I do find that there are limits to that. After a certain point, you’re actually better off planting your medium-larges and keeping the biggest ones for the kitchen. That being said, I usually still do the largest because it’s easier to figure out.
I heard if you get any small bulbs that are just one clove, that they make good seed. I heard that from the owner of Filaree Farms. He did a podcast interview on the joe gardener show. A good episode on growing garlic.
On the original question heck yeah use the local stuff.

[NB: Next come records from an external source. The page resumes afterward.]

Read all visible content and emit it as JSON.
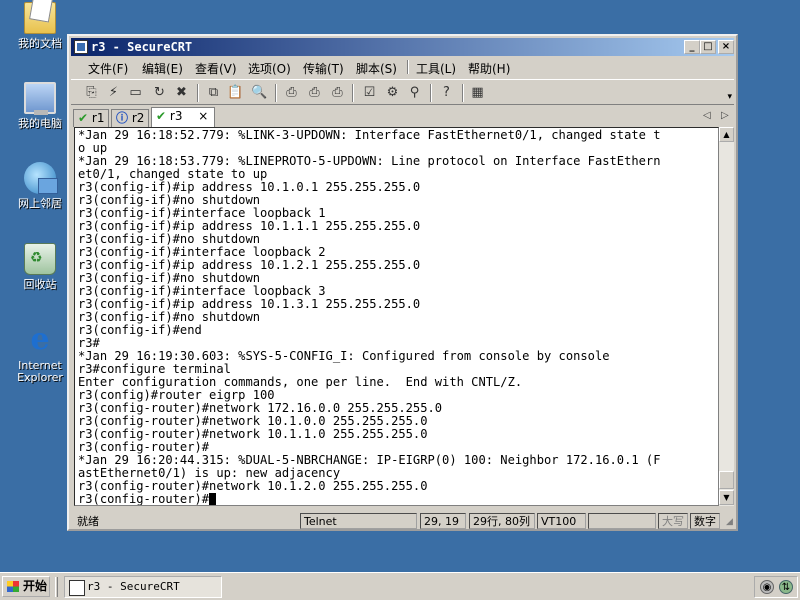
{
  "desktop": {
    "icons": [
      {
        "label": "我的文档"
      },
      {
        "label": "我的电脑"
      },
      {
        "label": "网上邻居"
      },
      {
        "label": "回收站"
      },
      {
        "label_line1": "Internet",
        "label_line2": "Explorer"
      }
    ]
  },
  "window": {
    "title": "r3 - SecureCRT",
    "controls": {
      "minimize": "_",
      "maximize": "□",
      "close": "×"
    }
  },
  "menu": [
    "文件(F)",
    "编辑(E)",
    "查看(V)",
    "选项(O)",
    "传输(T)",
    "脚本(S)",
    "工具(L)",
    "帮助(H)"
  ],
  "toolbar": {
    "icons": [
      "connect-icon",
      "quick-connect-icon",
      "connect-in-tab-icon",
      "reconnect-icon",
      "disconnect-icon",
      "copy-icon",
      "paste-icon",
      "find-icon",
      "print-icon",
      "print-selection-icon",
      "print-setup-icon",
      "session-options-icon",
      "global-options-icon",
      "keymap-icon",
      "help-icon",
      "keypad-icon"
    ]
  },
  "tabs": [
    {
      "label": "r1",
      "status": "connected"
    },
    {
      "label": "r2",
      "status": "info"
    },
    {
      "label": "r3",
      "status": "connected",
      "active": true,
      "close": "×"
    }
  ],
  "terminal": {
    "lines": [
      "*Jan 29 16:18:52.779: %LINK-3-UPDOWN: Interface FastEthernet0/1, changed state t",
      "o up",
      "*Jan 29 16:18:53.779: %LINEPROTO-5-UPDOWN: Line protocol on Interface FastEthern",
      "et0/1, changed state to up",
      "r3(config-if)#ip address 10.1.0.1 255.255.255.0",
      "r3(config-if)#no shutdown",
      "r3(config-if)#interface loopback 1",
      "r3(config-if)#ip address 10.1.1.1 255.255.255.0",
      "r3(config-if)#no shutdown",
      "r3(config-if)#interface loopback 2",
      "r3(config-if)#ip address 10.1.2.1 255.255.255.0",
      "r3(config-if)#no shutdown",
      "r3(config-if)#interface loopback 3",
      "r3(config-if)#ip address 10.1.3.1 255.255.255.0",
      "r3(config-if)#no shutdown",
      "r3(config-if)#end",
      "r3#",
      "*Jan 29 16:19:30.603: %SYS-5-CONFIG_I: Configured from console by console",
      "r3#configure terminal",
      "Enter configuration commands, one per line.  End with CNTL/Z.",
      "r3(config)#router eigrp 100",
      "r3(config-router)#network 172.16.0.0 255.255.255.0",
      "r3(config-router)#network 10.1.0.0 255.255.255.0",
      "r3(config-router)#network 10.1.1.0 255.255.255.0",
      "r3(config-router)#",
      "*Jan 29 16:20:44.315: %DUAL-5-NBRCHANGE: IP-EIGRP(0) 100: Neighbor 172.16.0.1 (F",
      "astEthernet0/1) is up: new adjacency",
      "r3(config-router)#network 10.1.2.0 255.255.255.0"
    ],
    "prompt": "r3(config-router)#"
  },
  "statusbar": {
    "ready": "就绪",
    "protocol": "Telnet",
    "position": "29, 19",
    "size": "29行, 80列",
    "emulation": "VT100",
    "caps": "大写",
    "num": "数字"
  },
  "taskbar": {
    "start": "开始",
    "task": "r3 - SecureCRT"
  }
}
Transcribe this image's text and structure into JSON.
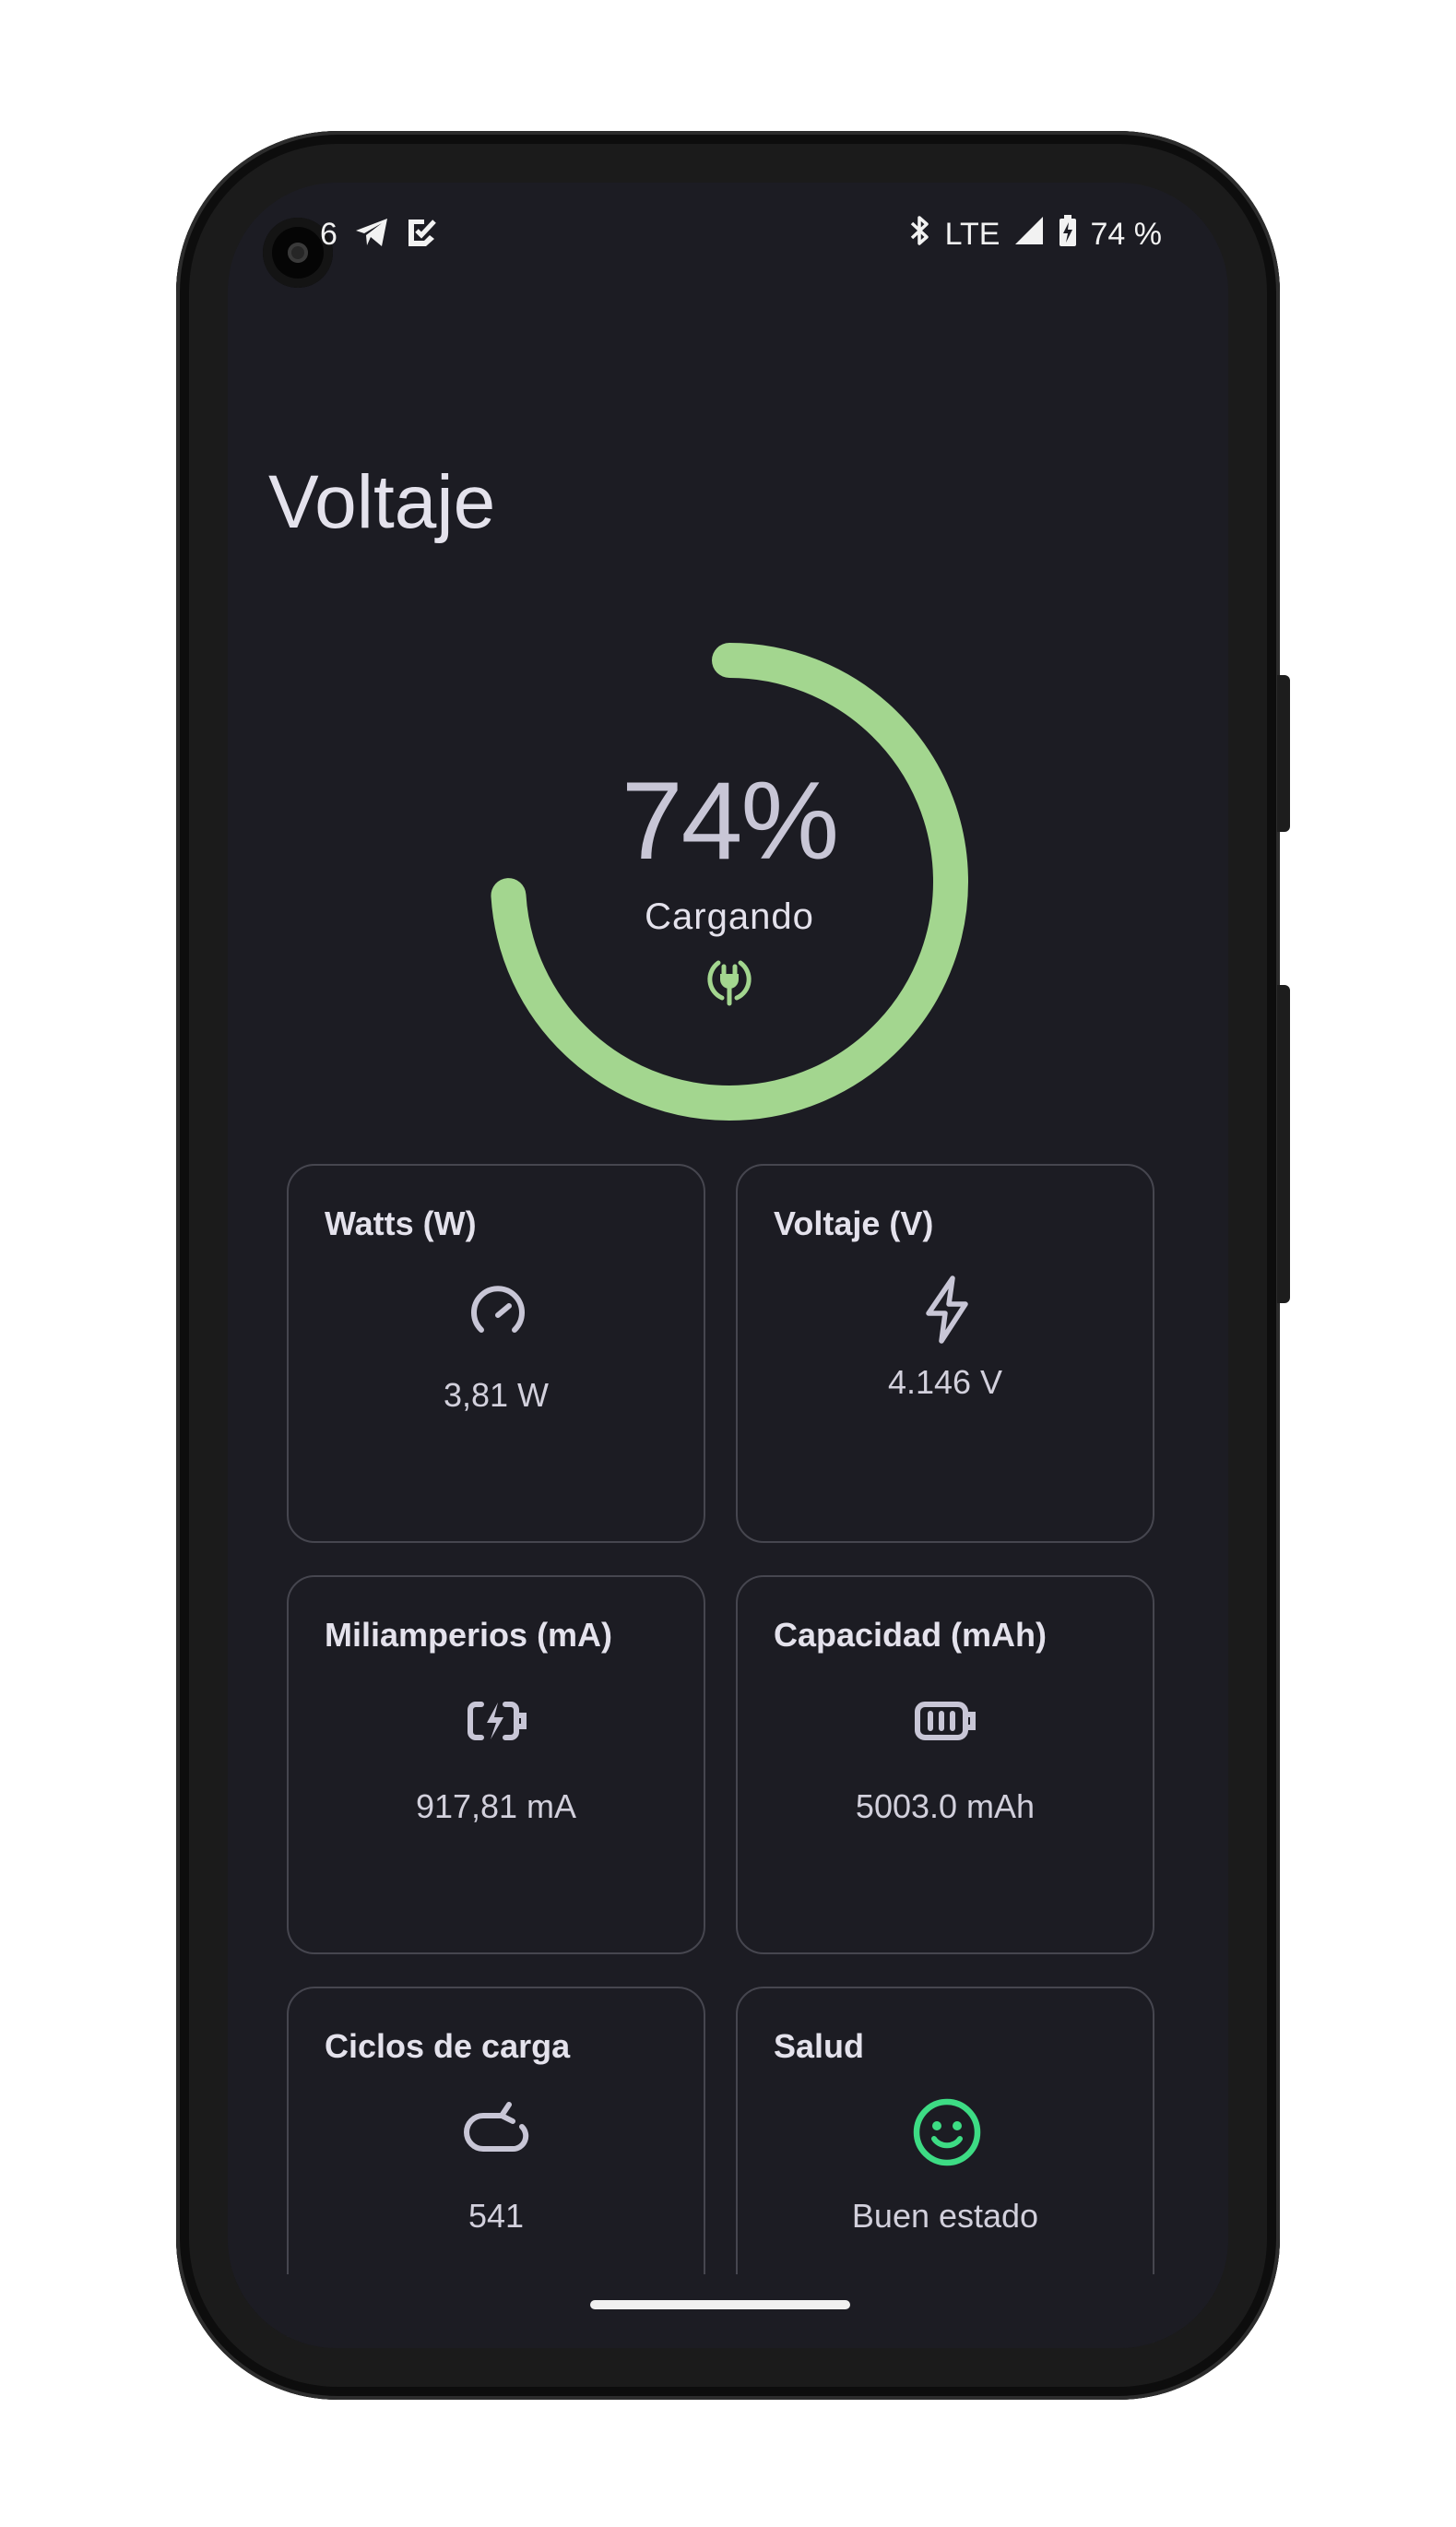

i had a several 1 clove bulbs leftover of georgia fire that i threw in the ground this spring because they started to sprout. pulled one the other day it was as big as a softball but upon cutting it up it was 1 mass like a onion. i read this happens when you dont cold stratify cloves before planting. still good to use but doesnt keep long once theyve been cut into. sorta like a onion.
It’s called “solo garlic”. I think you’re suppose to plant in the spring for this. I had this happen a few times unintentionally as well. The benefit is easy peeling. The downside I would imagine is poor storage since the there aren’t individual cloves wrapped tightly. I never got to the point to test the storage issue though since they were consumed relatively fast.
I have that happen too sometimes. Some garlic in the variety will clove, but a few will be like baseballs. I do cold stratify but I wonder if they don’t lose the cold stratification sometimes, what with Texas’s up and down climate.
mine werent cold stratified. they were leftovers from the summer befores crop, sprouting in the cupboard by early spring so not thinking , i just planted them out as soon as the snow melted. at least they werent wasted.